───── DATASET CONTENT ─────
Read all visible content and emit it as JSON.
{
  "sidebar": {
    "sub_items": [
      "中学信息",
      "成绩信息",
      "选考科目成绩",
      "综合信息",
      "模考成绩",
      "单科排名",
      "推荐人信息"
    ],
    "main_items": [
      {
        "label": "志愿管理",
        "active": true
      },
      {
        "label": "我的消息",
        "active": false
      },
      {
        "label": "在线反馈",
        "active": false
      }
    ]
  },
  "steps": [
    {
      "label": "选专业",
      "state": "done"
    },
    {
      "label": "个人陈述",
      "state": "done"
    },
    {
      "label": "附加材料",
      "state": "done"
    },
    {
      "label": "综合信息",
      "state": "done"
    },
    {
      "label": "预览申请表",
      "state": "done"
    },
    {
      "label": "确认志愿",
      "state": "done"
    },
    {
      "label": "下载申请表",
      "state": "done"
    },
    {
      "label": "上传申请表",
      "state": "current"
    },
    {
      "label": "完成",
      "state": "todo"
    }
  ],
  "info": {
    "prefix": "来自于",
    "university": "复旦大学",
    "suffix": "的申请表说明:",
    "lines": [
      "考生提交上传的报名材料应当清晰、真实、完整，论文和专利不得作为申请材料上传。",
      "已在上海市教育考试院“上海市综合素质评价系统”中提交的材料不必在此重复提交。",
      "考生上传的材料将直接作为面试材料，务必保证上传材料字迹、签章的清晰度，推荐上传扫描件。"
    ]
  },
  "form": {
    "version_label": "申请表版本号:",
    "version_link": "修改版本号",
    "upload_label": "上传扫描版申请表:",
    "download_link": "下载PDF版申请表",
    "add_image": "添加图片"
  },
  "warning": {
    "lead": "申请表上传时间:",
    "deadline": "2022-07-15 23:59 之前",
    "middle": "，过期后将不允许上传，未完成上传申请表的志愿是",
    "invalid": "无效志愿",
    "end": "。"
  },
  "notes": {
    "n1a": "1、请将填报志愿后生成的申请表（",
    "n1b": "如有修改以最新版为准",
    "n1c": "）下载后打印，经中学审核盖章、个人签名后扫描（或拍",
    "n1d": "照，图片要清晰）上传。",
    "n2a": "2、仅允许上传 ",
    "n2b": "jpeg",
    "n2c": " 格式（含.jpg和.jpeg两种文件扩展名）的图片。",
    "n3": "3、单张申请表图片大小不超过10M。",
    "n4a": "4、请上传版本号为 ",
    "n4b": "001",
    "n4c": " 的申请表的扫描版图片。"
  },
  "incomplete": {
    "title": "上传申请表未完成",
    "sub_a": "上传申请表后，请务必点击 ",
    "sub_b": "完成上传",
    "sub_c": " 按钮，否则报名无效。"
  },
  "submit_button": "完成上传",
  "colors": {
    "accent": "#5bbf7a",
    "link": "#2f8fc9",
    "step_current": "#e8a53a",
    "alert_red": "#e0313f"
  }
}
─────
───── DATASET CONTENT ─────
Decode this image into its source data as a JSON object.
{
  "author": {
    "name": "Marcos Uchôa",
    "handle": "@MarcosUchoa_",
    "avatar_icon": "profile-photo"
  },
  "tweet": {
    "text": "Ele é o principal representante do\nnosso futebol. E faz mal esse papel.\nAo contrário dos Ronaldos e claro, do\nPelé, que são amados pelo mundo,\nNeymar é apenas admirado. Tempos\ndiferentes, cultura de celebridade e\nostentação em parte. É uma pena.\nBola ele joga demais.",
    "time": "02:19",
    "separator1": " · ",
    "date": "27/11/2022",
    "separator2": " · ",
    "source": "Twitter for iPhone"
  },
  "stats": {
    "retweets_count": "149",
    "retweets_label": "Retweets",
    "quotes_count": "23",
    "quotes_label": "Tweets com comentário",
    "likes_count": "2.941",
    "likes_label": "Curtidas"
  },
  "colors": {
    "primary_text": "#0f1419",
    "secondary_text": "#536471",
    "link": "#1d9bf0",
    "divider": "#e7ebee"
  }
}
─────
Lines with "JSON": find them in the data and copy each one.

Read all visible content and emit it as JSON.
Decode this image into its source data as a JSON object.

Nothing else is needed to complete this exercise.